SPIEGEL: But you also claimed that what the murderers were targeting was "not Saria, but Syria. They want Syria to bow down to Zionism and America." If you believe that the killers are Sunni extremists, why are you accusing Israel and the United States?
Hassoun: There are close ties between the Saudi royal family and the American White House. The Americans are often on the side of the oppressors. I am always on the side of the oppressed.
SPIEGEL: What does that mean for your role in Syria?
Hassoun: I see myself as the grand mufti of all 23 million Syrians, not just Muslims, but also Christians and even atheists. I am a man of dialogue. Who knows, maybe an agnostic will convince me with better arguments one day, and I'll become a non-believer. And if I'm enthusiastic about the opposition's political platform, I also might change sides.
SPIEGEL: What do you want your legacy as a religious scholar to be?
Hassoun: The bloodshed has to stop! If I could manage to bring about peace, I'd be happy to let my enemies kill me -- I'd be happy to give my life for that!
SPIEGEL: Sheikh Hassoun, we thank you for this interview.
Interview conducted by Erich Follath in Aleppo, Syria

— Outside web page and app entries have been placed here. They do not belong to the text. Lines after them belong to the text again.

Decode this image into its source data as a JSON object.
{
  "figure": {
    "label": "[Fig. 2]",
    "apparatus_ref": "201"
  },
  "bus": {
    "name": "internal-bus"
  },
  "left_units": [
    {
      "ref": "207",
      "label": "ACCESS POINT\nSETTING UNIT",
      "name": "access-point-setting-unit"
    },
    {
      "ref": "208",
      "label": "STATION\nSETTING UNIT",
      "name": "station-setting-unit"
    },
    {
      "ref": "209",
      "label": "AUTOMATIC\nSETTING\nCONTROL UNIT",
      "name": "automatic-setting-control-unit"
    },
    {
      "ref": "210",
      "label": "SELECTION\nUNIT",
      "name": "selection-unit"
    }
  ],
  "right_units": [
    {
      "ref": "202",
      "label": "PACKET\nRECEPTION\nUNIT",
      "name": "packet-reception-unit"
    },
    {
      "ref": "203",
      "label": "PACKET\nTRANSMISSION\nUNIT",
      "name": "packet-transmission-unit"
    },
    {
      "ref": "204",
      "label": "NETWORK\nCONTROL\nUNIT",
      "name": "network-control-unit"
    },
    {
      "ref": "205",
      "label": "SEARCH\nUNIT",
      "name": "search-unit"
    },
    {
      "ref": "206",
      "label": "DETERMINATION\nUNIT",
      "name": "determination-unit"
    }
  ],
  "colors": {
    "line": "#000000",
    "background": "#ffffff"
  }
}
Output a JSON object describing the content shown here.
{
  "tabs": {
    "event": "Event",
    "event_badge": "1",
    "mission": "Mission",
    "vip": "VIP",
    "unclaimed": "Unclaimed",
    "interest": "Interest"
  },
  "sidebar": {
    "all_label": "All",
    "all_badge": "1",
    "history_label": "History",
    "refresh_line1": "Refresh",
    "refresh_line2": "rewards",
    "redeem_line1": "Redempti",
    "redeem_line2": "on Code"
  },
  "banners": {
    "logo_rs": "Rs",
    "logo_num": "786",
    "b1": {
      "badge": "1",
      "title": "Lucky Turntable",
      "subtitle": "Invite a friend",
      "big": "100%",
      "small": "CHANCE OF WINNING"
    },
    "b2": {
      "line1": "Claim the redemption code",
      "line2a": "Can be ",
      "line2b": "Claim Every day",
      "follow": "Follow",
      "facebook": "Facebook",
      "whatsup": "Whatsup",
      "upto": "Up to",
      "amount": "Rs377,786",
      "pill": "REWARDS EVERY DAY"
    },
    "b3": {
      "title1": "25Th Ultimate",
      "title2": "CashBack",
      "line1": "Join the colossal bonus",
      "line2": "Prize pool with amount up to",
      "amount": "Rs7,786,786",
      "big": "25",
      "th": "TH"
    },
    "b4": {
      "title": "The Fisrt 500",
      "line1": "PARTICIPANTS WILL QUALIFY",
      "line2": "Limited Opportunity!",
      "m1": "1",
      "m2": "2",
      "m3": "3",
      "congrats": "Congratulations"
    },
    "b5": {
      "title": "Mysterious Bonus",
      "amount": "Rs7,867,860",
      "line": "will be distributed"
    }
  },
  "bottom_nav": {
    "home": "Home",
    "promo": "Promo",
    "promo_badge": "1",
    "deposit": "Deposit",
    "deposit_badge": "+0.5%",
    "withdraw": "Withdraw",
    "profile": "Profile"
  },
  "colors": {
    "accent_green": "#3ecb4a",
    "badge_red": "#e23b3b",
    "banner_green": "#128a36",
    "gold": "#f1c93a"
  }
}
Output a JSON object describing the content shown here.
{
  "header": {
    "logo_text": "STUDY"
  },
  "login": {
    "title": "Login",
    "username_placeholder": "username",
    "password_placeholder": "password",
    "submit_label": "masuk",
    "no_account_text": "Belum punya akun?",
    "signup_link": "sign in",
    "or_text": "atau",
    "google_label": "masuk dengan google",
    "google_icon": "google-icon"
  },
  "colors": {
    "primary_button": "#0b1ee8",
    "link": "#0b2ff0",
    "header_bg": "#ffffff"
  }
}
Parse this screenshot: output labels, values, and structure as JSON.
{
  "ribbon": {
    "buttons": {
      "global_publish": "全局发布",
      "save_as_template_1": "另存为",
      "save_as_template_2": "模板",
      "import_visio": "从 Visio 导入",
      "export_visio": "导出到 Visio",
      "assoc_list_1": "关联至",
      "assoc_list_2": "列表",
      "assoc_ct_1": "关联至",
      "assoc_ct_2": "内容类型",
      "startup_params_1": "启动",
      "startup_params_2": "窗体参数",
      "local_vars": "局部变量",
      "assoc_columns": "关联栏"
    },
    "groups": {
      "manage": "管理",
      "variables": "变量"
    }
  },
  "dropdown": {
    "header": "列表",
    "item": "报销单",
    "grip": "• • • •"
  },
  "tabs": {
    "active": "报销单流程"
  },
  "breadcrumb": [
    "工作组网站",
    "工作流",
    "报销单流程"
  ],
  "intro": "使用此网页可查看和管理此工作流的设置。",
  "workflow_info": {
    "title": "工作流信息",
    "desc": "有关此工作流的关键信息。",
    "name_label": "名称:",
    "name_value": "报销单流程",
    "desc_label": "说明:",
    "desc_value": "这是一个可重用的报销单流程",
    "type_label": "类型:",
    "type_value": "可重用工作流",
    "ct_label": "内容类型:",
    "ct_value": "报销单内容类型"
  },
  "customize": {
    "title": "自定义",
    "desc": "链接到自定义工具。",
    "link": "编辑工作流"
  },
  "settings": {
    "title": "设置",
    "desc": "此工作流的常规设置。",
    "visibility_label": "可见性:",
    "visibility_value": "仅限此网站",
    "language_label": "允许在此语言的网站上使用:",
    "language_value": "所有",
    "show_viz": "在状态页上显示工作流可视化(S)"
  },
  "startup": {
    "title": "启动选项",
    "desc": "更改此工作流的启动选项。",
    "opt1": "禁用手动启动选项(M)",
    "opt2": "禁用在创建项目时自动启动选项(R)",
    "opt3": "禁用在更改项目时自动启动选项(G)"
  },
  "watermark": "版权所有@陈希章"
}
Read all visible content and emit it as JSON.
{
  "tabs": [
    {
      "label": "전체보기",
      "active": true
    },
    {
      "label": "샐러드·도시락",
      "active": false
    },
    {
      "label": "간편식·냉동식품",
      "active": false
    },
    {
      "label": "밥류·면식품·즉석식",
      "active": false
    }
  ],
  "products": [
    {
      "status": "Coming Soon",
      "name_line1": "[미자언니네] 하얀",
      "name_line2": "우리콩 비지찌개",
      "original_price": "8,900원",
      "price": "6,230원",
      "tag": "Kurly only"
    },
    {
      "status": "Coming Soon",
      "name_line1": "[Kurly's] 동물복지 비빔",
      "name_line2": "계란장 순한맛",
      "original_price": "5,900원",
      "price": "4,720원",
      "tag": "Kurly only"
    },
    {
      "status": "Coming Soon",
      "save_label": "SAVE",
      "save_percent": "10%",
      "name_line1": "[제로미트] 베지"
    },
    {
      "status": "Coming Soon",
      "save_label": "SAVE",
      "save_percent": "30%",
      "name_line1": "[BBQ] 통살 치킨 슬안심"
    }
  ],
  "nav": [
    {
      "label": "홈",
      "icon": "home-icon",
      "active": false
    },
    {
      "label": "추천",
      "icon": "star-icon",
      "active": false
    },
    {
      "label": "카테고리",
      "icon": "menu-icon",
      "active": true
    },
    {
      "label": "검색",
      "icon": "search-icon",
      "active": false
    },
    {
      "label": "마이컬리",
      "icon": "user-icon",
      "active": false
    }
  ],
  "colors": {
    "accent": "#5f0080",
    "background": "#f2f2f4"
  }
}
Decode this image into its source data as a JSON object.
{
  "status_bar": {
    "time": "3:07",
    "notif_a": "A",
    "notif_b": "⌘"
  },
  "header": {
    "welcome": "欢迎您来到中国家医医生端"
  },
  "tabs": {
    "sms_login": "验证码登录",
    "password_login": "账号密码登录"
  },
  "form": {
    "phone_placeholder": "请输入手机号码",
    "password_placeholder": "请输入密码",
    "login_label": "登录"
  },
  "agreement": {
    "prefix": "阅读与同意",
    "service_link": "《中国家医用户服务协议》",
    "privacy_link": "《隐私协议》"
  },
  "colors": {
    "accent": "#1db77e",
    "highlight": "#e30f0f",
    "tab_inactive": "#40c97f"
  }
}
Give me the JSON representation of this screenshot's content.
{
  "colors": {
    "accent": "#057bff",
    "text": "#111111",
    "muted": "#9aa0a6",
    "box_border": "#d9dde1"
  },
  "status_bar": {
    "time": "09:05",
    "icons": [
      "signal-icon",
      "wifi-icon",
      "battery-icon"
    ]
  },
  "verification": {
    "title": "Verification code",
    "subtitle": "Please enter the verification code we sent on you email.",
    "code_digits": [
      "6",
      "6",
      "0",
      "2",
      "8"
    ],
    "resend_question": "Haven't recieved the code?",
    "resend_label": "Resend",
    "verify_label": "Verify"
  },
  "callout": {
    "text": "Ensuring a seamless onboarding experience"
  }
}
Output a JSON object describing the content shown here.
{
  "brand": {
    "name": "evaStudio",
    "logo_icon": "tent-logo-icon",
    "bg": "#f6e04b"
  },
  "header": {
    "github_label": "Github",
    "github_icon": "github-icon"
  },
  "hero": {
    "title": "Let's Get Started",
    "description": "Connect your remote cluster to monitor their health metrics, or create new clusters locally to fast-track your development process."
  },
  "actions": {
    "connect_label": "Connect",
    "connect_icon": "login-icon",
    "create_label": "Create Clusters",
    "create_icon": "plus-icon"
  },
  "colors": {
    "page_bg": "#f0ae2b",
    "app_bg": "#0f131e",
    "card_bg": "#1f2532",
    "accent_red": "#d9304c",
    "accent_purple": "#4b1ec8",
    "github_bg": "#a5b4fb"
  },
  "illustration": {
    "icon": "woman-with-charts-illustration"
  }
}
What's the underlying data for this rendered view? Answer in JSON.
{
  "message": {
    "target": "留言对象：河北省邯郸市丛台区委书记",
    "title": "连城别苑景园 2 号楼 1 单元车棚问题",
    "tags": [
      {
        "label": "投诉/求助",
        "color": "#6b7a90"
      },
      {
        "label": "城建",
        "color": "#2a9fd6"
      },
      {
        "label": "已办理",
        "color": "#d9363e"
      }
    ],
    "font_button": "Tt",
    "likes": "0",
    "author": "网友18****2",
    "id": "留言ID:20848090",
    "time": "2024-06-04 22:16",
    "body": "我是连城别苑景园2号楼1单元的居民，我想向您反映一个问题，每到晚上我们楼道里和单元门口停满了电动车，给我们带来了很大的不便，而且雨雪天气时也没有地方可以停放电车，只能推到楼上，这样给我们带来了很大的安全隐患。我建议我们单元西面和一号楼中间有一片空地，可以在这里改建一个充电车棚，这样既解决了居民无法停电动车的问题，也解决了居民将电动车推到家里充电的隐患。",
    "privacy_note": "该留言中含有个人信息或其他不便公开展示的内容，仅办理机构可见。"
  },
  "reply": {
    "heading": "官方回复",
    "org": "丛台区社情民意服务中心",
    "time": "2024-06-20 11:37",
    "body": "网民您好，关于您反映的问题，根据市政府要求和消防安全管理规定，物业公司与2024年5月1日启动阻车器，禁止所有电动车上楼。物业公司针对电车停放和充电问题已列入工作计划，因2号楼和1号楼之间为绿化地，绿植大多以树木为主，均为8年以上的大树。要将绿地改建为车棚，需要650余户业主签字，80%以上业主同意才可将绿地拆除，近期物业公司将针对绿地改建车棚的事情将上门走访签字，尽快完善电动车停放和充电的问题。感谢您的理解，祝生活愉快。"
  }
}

- Part 1: 'Assad Could Step Down After Free Elections'
- Part 2: Armed Struggle 'Wouldn't Stand a Chance'